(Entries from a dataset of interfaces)
****

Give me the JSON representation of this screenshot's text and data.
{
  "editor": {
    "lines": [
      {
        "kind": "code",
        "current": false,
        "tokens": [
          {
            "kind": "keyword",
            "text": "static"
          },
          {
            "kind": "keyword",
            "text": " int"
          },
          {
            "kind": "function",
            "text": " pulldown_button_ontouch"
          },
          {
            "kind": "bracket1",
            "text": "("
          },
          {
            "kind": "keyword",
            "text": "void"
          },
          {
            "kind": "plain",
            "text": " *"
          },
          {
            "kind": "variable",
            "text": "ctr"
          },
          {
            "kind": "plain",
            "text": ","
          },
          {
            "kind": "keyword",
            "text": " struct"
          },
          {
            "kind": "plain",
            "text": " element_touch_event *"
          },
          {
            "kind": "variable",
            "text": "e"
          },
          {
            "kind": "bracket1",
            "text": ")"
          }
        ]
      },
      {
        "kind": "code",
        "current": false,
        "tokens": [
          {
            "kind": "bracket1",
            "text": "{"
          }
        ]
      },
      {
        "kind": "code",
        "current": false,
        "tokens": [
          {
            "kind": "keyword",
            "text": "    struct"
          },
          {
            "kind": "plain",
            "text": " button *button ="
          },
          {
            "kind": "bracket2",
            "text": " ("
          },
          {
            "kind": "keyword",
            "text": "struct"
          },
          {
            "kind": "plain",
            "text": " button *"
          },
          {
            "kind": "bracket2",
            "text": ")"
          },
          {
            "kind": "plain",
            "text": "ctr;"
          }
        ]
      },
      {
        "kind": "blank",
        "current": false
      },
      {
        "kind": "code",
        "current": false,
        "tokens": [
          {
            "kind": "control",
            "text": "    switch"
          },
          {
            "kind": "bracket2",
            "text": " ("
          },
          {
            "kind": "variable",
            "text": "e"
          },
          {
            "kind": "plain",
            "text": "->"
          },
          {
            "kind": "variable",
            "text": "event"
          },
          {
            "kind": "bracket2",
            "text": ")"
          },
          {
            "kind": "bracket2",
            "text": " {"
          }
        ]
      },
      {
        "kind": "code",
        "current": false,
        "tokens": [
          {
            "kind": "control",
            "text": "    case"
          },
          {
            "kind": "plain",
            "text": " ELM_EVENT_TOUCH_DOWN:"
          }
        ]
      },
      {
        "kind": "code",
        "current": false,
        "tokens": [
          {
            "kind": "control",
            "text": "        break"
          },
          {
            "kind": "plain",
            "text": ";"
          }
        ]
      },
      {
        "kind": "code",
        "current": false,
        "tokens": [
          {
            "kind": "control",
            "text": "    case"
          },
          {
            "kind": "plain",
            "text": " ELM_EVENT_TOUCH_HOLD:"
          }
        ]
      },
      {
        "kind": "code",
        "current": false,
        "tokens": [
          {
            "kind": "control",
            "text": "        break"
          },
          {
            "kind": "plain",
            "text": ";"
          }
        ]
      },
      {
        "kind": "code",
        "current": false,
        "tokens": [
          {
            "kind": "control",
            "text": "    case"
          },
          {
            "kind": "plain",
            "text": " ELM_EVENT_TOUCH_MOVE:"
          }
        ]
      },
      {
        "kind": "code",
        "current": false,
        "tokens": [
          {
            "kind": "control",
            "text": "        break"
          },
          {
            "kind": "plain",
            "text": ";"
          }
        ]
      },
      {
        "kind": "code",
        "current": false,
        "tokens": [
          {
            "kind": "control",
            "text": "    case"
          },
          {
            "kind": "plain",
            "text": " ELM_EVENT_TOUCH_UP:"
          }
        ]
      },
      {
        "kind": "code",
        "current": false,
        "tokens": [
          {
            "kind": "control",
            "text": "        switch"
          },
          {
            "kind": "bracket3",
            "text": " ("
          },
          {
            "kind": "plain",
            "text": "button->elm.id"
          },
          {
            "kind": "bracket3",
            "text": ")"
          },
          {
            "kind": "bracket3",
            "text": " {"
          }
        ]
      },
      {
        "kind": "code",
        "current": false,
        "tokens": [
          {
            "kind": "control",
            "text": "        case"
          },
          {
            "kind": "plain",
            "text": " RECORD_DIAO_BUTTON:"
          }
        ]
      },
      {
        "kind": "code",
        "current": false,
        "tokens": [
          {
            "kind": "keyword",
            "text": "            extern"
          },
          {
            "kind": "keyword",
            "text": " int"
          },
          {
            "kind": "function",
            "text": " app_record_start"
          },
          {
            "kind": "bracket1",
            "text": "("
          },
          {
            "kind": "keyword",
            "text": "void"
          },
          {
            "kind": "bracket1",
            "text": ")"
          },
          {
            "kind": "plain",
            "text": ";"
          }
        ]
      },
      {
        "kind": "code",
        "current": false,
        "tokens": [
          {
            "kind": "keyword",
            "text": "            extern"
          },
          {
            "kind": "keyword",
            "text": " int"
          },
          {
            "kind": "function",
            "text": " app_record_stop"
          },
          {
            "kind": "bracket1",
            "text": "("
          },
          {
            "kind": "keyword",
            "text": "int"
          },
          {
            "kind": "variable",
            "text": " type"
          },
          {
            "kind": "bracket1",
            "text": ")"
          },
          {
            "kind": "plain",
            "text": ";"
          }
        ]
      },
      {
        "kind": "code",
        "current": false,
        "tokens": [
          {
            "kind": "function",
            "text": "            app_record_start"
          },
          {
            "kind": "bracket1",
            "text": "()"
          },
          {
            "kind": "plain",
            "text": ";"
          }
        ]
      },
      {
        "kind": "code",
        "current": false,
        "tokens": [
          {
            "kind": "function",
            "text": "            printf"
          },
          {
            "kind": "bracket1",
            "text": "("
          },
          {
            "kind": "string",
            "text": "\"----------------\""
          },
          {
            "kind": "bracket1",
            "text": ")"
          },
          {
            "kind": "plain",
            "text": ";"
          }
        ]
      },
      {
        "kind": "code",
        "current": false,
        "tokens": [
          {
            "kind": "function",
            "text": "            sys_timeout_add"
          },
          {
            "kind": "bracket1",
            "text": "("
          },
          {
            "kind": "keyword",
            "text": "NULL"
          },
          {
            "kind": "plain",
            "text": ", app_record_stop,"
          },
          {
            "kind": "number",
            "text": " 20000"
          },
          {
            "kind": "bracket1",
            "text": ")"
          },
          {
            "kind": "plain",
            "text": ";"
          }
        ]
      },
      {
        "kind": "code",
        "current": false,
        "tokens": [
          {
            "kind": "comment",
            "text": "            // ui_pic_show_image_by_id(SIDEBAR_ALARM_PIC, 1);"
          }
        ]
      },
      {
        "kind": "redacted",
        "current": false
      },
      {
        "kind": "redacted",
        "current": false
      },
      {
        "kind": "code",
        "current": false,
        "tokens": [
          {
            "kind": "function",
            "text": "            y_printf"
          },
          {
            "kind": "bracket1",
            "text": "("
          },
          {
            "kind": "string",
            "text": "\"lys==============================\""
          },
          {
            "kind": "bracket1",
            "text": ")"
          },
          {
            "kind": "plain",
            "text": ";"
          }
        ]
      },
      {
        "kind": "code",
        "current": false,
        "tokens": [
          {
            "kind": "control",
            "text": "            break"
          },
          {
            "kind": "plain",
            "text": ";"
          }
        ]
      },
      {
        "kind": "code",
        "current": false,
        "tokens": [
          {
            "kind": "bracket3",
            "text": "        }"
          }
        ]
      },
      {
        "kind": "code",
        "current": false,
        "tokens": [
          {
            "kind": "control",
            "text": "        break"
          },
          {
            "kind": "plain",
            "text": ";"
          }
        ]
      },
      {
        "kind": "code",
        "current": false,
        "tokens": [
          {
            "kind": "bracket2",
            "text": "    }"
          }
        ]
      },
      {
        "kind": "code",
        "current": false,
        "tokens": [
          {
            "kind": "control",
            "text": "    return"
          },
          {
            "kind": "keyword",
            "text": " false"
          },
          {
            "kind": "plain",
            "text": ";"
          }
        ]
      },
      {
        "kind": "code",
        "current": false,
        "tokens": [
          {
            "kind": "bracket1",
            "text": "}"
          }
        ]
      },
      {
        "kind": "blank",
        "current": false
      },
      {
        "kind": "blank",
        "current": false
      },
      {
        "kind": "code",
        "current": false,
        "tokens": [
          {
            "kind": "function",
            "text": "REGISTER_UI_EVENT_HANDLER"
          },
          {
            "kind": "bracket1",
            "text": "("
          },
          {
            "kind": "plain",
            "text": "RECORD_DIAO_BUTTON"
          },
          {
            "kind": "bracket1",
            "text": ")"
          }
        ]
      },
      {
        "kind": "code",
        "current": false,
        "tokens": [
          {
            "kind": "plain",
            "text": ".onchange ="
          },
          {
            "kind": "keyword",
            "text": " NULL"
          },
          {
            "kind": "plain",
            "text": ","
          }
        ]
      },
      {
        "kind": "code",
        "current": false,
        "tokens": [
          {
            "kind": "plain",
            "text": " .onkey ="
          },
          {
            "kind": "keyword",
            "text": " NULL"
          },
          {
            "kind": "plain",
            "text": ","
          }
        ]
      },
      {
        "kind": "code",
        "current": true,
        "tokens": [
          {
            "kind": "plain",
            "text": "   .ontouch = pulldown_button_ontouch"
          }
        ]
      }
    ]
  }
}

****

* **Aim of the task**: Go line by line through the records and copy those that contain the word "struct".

* **Your solution**:
            "text": " struct"
            "text": "    struct"
            "text": "struct"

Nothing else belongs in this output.